Required action:
Which lines hold the string "NETFLIX"? Copy each of them from the material below.

Record set:

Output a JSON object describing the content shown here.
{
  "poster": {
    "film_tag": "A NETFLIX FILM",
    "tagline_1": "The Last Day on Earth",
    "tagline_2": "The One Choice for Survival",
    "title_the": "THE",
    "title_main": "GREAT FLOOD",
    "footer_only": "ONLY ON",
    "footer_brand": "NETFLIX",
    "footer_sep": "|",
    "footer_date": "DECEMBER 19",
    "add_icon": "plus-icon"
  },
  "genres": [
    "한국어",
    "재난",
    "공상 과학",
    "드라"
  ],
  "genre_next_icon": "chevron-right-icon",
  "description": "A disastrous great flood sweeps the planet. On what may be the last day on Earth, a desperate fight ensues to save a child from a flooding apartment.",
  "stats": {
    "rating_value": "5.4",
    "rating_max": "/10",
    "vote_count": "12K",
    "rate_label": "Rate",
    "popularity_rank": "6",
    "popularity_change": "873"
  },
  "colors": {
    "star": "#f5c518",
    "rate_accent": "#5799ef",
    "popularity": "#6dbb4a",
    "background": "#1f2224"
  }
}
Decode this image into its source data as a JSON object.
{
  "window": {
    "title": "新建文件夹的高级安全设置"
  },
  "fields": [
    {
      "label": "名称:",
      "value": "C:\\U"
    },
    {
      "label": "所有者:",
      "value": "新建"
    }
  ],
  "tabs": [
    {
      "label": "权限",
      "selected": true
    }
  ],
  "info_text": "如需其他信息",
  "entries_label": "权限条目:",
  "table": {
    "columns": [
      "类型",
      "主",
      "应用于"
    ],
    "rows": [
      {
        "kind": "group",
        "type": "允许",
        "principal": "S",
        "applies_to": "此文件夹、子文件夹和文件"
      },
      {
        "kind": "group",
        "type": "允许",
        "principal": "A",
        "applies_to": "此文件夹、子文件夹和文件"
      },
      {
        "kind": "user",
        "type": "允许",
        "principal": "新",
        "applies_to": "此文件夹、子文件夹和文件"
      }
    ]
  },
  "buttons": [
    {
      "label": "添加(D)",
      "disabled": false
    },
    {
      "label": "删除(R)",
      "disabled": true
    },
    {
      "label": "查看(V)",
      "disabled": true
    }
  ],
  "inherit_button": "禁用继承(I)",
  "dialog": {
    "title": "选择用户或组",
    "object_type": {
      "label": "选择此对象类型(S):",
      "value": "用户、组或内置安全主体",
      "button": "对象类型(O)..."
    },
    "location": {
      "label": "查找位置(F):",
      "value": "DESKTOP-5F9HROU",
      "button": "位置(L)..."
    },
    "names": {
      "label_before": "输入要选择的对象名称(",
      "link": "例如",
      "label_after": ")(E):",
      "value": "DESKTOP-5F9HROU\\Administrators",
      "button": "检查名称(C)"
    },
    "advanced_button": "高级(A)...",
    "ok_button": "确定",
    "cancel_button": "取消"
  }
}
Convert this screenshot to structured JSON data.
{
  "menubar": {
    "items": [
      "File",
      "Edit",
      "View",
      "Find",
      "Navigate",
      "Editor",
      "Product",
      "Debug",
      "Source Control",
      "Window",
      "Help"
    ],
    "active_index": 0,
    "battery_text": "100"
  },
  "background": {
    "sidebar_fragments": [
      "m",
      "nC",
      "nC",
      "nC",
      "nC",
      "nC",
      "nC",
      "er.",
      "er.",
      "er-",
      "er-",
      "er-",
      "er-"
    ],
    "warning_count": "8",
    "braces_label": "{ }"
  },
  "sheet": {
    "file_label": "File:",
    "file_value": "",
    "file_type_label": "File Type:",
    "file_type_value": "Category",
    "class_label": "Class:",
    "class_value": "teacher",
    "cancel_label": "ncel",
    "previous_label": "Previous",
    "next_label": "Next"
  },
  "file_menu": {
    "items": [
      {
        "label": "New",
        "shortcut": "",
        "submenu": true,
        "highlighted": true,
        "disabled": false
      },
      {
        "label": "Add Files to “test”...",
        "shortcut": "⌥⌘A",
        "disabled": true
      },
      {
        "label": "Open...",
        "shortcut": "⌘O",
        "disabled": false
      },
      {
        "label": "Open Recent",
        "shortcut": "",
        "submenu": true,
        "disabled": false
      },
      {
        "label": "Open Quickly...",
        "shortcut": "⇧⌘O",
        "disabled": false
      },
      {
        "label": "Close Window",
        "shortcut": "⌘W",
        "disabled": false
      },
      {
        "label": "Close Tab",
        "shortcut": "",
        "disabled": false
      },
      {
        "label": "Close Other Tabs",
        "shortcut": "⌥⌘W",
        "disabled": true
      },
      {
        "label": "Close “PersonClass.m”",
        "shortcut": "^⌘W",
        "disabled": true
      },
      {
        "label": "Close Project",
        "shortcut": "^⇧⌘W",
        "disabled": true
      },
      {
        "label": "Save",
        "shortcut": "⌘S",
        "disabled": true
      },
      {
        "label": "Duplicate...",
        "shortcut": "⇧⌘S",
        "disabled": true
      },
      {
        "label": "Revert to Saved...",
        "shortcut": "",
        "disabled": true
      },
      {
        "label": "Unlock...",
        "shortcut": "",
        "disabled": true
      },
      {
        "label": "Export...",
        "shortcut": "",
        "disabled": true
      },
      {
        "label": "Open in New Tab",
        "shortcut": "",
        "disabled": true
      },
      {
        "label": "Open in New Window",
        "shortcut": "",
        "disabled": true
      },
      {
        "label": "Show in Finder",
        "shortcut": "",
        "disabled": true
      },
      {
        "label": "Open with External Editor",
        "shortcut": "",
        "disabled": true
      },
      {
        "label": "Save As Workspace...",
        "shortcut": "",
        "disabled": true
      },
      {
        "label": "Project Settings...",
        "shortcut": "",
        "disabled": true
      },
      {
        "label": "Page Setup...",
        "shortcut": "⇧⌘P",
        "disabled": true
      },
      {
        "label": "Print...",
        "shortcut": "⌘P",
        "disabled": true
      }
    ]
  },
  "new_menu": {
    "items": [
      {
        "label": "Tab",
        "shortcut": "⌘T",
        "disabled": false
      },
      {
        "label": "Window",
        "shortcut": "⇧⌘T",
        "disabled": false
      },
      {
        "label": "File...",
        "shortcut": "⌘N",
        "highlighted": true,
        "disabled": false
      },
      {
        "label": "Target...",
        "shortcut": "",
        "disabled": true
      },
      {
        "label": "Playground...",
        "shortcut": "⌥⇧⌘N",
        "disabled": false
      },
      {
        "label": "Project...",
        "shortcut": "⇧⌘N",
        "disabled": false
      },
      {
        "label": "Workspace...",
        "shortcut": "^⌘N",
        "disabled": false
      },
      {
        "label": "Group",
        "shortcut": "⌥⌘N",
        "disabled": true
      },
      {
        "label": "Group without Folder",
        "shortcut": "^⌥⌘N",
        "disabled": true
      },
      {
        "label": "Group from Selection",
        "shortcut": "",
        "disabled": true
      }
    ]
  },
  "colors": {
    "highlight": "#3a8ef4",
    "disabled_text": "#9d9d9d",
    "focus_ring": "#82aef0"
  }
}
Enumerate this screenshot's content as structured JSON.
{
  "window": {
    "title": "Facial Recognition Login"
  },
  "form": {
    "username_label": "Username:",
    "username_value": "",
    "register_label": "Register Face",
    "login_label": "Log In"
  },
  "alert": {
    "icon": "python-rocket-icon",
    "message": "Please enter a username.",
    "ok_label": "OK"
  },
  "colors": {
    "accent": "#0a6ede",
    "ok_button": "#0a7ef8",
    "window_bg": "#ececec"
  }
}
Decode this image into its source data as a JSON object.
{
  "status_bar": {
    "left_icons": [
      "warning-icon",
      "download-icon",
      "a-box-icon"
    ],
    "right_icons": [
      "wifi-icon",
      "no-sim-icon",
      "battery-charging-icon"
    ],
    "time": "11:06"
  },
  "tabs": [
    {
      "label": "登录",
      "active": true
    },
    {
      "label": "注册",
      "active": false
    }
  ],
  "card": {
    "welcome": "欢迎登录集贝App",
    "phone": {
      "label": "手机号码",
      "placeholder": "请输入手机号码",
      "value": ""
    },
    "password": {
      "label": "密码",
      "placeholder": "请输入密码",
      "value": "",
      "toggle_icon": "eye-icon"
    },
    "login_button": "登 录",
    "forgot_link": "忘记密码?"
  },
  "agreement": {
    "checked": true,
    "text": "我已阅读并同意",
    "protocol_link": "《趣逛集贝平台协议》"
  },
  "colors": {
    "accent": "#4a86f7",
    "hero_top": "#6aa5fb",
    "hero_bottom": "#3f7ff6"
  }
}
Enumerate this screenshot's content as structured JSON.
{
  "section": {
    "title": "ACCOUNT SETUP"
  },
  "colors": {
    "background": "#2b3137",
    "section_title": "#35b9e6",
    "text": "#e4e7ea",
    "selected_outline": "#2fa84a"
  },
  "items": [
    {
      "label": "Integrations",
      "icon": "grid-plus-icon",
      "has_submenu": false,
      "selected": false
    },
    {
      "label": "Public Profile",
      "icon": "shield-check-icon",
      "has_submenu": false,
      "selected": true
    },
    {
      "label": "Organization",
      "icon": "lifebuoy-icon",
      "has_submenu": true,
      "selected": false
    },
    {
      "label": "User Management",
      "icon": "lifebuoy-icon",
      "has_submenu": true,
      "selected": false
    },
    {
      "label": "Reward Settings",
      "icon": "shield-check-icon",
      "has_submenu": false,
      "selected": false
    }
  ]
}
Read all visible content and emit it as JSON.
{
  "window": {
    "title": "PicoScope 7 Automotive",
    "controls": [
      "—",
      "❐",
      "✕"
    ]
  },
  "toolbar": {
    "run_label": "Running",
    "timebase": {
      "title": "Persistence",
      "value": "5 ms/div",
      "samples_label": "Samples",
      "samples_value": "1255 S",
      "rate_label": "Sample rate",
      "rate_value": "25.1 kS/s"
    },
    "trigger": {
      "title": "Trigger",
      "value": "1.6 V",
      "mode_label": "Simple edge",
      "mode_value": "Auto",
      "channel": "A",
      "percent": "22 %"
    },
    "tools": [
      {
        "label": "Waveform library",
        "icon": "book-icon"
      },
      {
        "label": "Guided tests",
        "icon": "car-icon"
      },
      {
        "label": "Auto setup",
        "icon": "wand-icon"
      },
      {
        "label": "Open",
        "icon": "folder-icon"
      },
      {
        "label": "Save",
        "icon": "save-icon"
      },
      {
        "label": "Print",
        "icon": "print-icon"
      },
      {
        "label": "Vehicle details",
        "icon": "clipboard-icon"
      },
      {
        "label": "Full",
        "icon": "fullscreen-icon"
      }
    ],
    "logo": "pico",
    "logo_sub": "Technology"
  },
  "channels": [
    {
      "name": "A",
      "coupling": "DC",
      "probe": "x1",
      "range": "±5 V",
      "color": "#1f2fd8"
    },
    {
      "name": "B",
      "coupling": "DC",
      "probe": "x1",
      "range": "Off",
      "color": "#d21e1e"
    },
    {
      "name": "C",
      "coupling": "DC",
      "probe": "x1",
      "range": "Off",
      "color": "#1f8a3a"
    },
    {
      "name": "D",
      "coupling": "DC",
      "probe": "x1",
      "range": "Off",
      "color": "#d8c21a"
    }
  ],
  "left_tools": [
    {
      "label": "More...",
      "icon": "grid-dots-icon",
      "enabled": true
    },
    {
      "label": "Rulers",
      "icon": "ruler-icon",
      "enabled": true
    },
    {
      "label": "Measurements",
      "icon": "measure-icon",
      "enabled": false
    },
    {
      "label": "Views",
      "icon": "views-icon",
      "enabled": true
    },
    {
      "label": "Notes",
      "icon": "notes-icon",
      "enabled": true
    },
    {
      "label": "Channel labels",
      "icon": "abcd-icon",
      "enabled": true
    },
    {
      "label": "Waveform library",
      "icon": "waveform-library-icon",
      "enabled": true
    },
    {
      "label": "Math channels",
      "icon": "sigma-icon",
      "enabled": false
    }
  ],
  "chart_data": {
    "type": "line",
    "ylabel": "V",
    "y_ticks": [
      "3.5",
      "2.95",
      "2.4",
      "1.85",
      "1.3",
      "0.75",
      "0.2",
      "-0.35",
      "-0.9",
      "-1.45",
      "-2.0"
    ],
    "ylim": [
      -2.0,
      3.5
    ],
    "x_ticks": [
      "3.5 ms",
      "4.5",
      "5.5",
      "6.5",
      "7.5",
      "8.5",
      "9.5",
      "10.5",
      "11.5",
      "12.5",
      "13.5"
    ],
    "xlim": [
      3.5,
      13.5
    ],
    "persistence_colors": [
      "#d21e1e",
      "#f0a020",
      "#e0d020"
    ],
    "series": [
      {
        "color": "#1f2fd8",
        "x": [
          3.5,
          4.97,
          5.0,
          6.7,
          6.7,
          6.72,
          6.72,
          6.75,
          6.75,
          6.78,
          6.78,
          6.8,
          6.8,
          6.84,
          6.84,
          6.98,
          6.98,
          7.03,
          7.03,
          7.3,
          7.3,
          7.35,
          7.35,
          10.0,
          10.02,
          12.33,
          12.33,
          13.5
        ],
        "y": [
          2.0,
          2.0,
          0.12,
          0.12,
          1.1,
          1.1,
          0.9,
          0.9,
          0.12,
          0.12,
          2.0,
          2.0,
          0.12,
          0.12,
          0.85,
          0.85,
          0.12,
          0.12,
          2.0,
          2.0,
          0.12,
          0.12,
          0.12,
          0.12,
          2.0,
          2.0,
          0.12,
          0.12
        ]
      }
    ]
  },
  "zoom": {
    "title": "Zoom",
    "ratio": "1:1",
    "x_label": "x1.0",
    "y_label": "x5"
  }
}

Solution to this exercise:
    "film_tag": "A NETFLIX FILM",
    "footer_brand": "NETFLIX",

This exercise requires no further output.